Nurses, respiratory therapists and physicians at Seattle Children’s have frequently discussed which suction method provides the best results, but there was limited research indicating which was most effective. Previous research had looked at outcome measures such as hospital length of stay, but, medical unit nurses Coral Ringer and Rebecca (Becca) Enberg wanted to dive deeper and examine the impact of each suctioning method on a patient’s breathing. They partnered with respiratory therapist Robert (Rob) DiBlasi to conduct first-of-its-kind research on previously healthy children with bronchiolitis admitted to the medical unit.

“Nurses and respiratory therapists work together daily in the care of children at Seattle Children’s, says Coral. “To be able to collaborate with them in interdisciplinary research is really exciting and was possible because of funding received from a nursing research grant.”

Team in front of their poster

Rebecca Engberg, Coral Ringer and Robert DiBlasi at the American Association of Respiratory Care Conference.

The team designed their research study to evaluate how the two suctioning methods impacted breathing. Each of the 16 research participants had their heart rate, breathing rate and blood gas levels (oxygen and carbon dioxide) monitored before, during and after each suction method. In addition, the team used a non-invasive device called an electrical impedance tomography (EIT) to gather information about how the lungs were inflating and lung volumes between nasal aspiration and nasopharyngeal suctioning in infants.

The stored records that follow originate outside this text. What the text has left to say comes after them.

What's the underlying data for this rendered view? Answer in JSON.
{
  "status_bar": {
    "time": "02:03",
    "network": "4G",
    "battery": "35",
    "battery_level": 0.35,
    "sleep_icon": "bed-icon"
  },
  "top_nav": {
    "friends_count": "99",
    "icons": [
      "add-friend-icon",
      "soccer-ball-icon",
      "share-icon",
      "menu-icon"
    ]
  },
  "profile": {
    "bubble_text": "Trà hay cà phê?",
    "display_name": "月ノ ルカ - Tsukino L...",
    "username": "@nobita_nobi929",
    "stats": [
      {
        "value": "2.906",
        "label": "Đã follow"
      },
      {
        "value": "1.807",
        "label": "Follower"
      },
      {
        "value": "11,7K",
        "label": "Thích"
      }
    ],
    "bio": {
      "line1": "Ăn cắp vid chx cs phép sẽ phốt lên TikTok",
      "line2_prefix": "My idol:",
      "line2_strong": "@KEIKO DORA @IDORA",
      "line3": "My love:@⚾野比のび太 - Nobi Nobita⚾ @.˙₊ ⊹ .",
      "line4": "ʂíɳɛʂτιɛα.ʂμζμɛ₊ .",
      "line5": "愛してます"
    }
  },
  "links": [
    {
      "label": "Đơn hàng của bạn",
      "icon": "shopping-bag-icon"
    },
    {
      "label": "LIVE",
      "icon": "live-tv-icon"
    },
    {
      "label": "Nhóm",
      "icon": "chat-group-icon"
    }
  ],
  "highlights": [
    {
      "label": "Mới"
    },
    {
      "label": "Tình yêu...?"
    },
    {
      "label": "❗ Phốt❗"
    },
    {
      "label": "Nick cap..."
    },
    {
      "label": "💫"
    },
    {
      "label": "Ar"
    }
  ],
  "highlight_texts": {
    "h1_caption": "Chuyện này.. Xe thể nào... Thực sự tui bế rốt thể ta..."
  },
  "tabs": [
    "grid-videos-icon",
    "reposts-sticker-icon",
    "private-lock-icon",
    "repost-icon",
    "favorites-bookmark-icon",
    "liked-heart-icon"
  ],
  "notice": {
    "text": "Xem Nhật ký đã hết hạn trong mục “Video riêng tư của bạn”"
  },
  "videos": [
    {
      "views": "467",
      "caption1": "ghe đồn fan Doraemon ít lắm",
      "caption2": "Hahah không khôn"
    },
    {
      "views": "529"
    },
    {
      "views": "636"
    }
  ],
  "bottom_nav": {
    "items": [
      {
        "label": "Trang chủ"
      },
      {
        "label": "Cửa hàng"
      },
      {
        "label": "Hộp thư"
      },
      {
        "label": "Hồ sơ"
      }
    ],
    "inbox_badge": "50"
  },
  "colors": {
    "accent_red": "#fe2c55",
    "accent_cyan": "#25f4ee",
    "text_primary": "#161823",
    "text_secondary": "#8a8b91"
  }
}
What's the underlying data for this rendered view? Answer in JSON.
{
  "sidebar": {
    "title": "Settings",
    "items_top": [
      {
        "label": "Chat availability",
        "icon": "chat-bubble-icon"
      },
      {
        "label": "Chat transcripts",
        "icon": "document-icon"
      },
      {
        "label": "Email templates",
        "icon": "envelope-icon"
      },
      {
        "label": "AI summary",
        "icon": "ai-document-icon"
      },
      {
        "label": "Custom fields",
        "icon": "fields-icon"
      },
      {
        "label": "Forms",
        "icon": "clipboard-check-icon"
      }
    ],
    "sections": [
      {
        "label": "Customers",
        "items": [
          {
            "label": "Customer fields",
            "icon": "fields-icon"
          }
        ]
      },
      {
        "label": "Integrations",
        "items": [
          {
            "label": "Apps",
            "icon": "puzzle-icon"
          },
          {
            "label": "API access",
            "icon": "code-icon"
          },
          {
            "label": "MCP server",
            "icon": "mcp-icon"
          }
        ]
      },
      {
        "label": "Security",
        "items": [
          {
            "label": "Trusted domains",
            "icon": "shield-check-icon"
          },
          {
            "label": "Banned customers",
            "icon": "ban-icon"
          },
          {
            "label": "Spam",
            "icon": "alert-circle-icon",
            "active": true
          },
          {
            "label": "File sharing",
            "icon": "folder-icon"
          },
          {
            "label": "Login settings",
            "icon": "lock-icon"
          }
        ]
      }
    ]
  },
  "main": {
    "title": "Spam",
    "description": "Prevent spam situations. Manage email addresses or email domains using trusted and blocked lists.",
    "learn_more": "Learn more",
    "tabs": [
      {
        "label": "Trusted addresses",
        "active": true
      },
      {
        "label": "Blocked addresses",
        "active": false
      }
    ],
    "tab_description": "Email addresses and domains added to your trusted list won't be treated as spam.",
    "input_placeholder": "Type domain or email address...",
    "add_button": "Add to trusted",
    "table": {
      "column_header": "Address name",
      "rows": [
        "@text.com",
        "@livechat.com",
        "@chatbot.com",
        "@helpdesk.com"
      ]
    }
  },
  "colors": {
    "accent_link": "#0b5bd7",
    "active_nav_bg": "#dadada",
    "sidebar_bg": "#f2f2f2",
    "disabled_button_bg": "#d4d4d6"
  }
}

Their research findings, published in Respiratory Care Journal, indicated that there were no differences in the two suctioning techniques in their effect on the baby’s heart rate, breathing frequency, gas exchange or lung volumes. They did, however, find that the catheter suctioning method (NP) removed 36% more mucus by weight than the olive tip method.

“Putting a catheter in a baby’s nose can be a little more traumatic for babies, so clinicians may use these results to inform suctioning decisions moving forward,” says Coral.

The research team presented the results of their study at the American Association of Respiratory Care Conference last fall and received the Jeri Eiserman, RRT Professional Education Research Fellowship Award.

For Coral, this won’t be her last experience with research. “I’m super excited to be able to continue doing research,” says Coral. “I think nurses can bring a unique perspective to research, and to be able to partner with the Respiratory Therapy Department is such a wonderful opportunity.”

Coral is supported in her research by Seattle Children’s Center for Pediatric Nursing Research and already has two additional studies in the works. She is collaborating with Lindsey Scheller, RN, on her study, Factors Predicting Deterioration in Bronchiolitis: A single-center, observational study. Coral, Rob, Becca and respiratory therapist Kellie Micheletti were also just awarded a nursing research grant for their study, Preventing the Spread of COVID 19: Evaluating the effectiveness of cloth masks in filtering small particles.